When JB gets picked up by the cops, it is the beginning of the downfall for everyone. Seal tries to get JB out of the country, only the cartel has other ideas, and thinks JB might start talking in order to make a plea deal. And it isn’t long before a whole bunch of other agencies find out about Seal, the CIA has to disavow that they ever knew him, and Seal is caught by four different agencies all at the same time. That scene, where everyone shows up at once, is a little too unbelievable. Especially in a movie that is supposed to be realistic. When True Romance and Enemy of the State tried it for their endings (both movies directed by Tony Scott,) it worked a little better because those movies were clearly made-up, but here it just feels forced.


So does the way that Seal gets out of it to make a deal with the White House. Sure the fact that he goes all the way up to the top in order to get out of trouble is great, but the confidence that he has, knowing that he will get out of it, when talking to the different authority figures who have arrested him, is ridiculous. Especially when Seal had no idea that the White House thing was about to happen. And yet he’s sitting there telling all those guys that he’s about to walk free, while they’re all laughing at him. He even offers to buy them all Cadillacs if they let him go, knowing full well that they won’t. He’s just way too confident for a man who has no idea that the White House deal is coming his way.

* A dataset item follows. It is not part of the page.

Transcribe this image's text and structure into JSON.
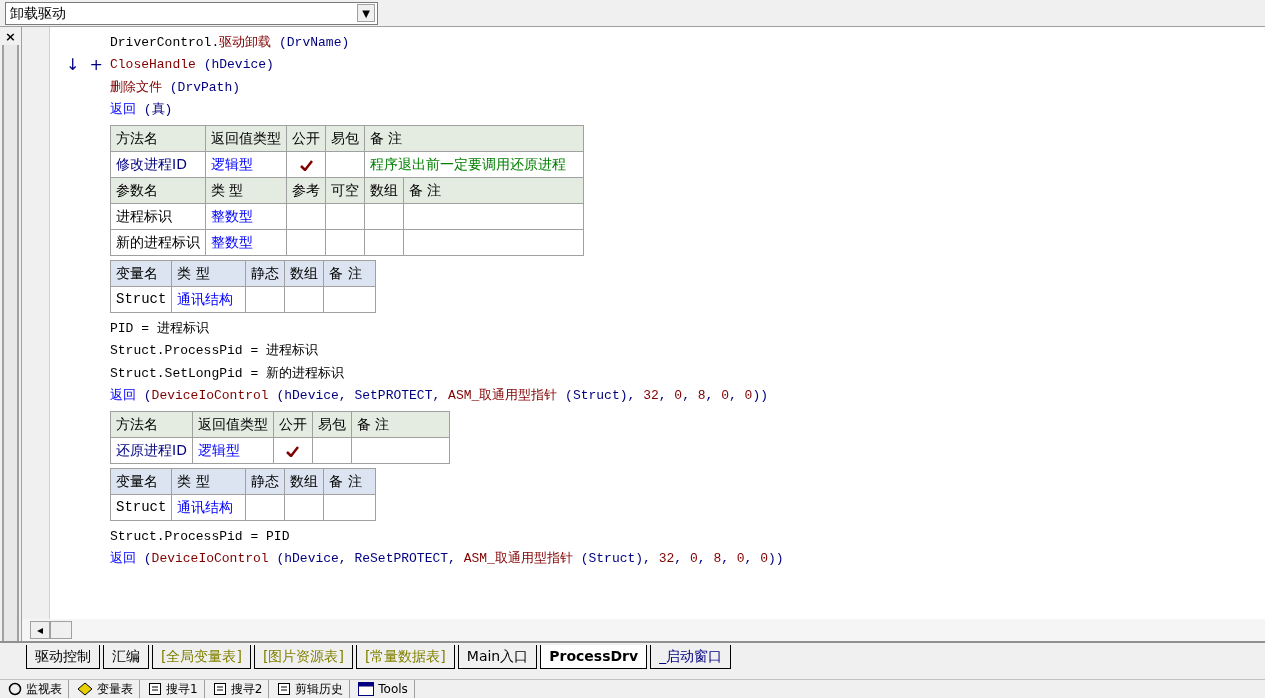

And that leads us into a new mission, working for the highest authority in our country, who as it happens cares the least about Seal of anyone. The ending makes a lot of sense, in terms of where it goes and how thing unfold. It might not be uplifting, but it’s certainly realistic. In a movie that took lots of liberties, it’s nice that they came back to reality for the final touches. Most of the movie is good, but there are some definite parts in the second half that feel forced. Still, when it comes to drug cartel movies, this is one of the better ones. It’s no Sicario, but it’s a hell of a lot better than the Infiltrator, and might even give Blow a run for its money. Being in that kind of company is a nice accomplishment.